It took me a long time to come around to using a chest rig for infantry combat operations. Even then, it wasn’t until a method for quick attachment and streamlined wear that the chest rig became an attractive option.
For a while, gear in pouches attached directly to an integrated armor system seemed like the apex in load carriage methodology. This has culminated in armor systems with cumberbunds supporting copious amounts of PALS real estate.
My experience with cumberbund based systems has not been overly positive. The bulk of the cumberbund’s mounting surface is around the wearer’s mid section, from the front of the torso extending around the wearer’s waist. It has to split at least once to allow for donning and removal, meaning the most useful and critical real estate, up front, in the wearer’s workspace, is interrupted. Vests with laden cumberbunds can be challenging and laborious to don into in a hurry.
Wearing your gear around for a shooting course is one thing. Having to throw it on and get outside the wire as fast as you can to support a friendly unit that just got hit is an entirely different experience… Being able to get into your gear quickly counts in the real world.
Vehicle operations become much more difficult with a cumberbund. The increased bulk raises the potential for snagging against combat vehicle interiors. Exiting the vehicle when most of the weight in a combat load is worn lower on the wearer’s center of gravity requires more effort to unseat and move.
Close Quarters Battle, occurring inside building interiors, with the bulk of combat gear at waist level and extending all around the torso, particularly in narrow confines with furniture and other obstructions makes for challenged movement. The operator almost has to wade through obstacles or carefully account for the extra girth around the midsection while moving through the structure.
Attaining an effective prone position while keeping head and eyes up to achieve an effective sight picture with the helmet and collar of the armor system in opposition to each other, balanced over a pivot point at waist level is not only difficult, but possibly fatal to the grunt who needs to maintain a low profile and return fire in an effective manner.

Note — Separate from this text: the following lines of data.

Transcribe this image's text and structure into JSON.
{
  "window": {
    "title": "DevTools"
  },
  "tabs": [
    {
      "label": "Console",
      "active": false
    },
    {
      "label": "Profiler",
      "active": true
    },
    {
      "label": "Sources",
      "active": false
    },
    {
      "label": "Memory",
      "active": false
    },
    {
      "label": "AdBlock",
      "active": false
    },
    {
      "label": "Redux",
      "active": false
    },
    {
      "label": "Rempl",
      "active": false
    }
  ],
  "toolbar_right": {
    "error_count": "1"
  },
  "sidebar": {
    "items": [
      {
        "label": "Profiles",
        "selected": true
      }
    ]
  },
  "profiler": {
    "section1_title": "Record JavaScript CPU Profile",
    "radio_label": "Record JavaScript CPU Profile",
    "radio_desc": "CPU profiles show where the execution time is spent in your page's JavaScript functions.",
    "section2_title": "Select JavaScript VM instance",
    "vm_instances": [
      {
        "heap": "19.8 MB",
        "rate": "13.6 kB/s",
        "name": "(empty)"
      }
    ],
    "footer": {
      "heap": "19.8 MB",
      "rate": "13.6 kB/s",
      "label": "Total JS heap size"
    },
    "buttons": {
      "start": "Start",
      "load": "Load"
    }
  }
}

Underarm movement is limited when gear is piled around the mid section and natural arm swing is restricted. The ability to move and shoot simultaneously is impaired when natural ranges of movement are limited.
Furthermore, attaching pouches and equipment directly to the armor systems precludes the option of running the armor slick. Situations where this might be desirable include: working parties (digging, filling sand bags, moving heavy equipment,) prolonged periods in a prone position, living and moving in protected areas where a combat load might not be necessary but maintaining a heightened protective posture is (such as a combat outpost or forward operating base prone to indirect fire) or moving through caves, tunnels and other highly restricted spaces. There are many instances where it’s good to have armor without the rest of the fighting load.
Those are some of the considerable downsides to running equipment attached directly to an armor system.
Chest rigs center and balance the load on the torso, and can leave a relatively smaller footprint than integrated armor, cumberbund equipped systems. This has a number of benefits.
It allows for freer and more balanced movement. It’s an under-appreciated fact that before, during and after a contact, an infantryman will have to conduct a lot of movement. First there is movement to the objective or until contact is initiated. That is followed by strenuous and frantic movement during the contact under fire. Finally, retrograde movement after the action is complete. A grunt that sets his gear up with the sole emphasis of feeding the weapon system is only anticipating part of his needs. In addition to accessing a fresh source of ammunition and other critical equipment quickly, though must be given as to how he will move under the weight of all that kit. It’s not just about feeding the weapon system. Mobility and movement are critical factors in combat.
Generally speaking (and depending largely on what you get and how it’s worn) a chest rig will allow for natural and free arm movement. It’s interesting to notice that most chest rigs are actually worn relatively low on the torso. This user preference might reflect the ease with which the wearer can access magazine pouches worn closer to waist level. However, the chest rig might be of more benefit when worn higher up and actually on the chest. It’s counterintuitive because it takes a different motion to access and extract a magazine, but the benefits in mobility along with retraining to make effective reloads from the new pouch location (“muscle memory”) validate the concept.
The prone position with a chest rig worn high on the chest is easy to get into, maintain, and most importantly, fight from. Keeping your head up, allowing for good cheek weld and sight picture is easy with the chest rig underneath the wearer keeping the torso propped up off the ground.
With the center of gravity and bulk up off of the mid section it becomes a lot easier to get into, sit in and get out of a vehicle. Potential snag hazards are minimized because the bulk of combat gear is not only in the wearer’s work space, but also well within the bounds of peripheral vision.
Movement through building interiors with attendant obstructions becomes a simpler task when the gear is worn higher on the torso and away from furniture and similar obstacles that are commonly built to waist high.
Running, climbing and jumping with kit worn over body armor is never easy, but with the load evenly balanced and when worn in such a way as to allow for natural arm movement, the (relatively) increased freedom of movement is noticeable.
Until now, one major drawback common to all chest rigs has been the cumbersome harness system, many of which often require assistance to don when layered over bulky armor systems…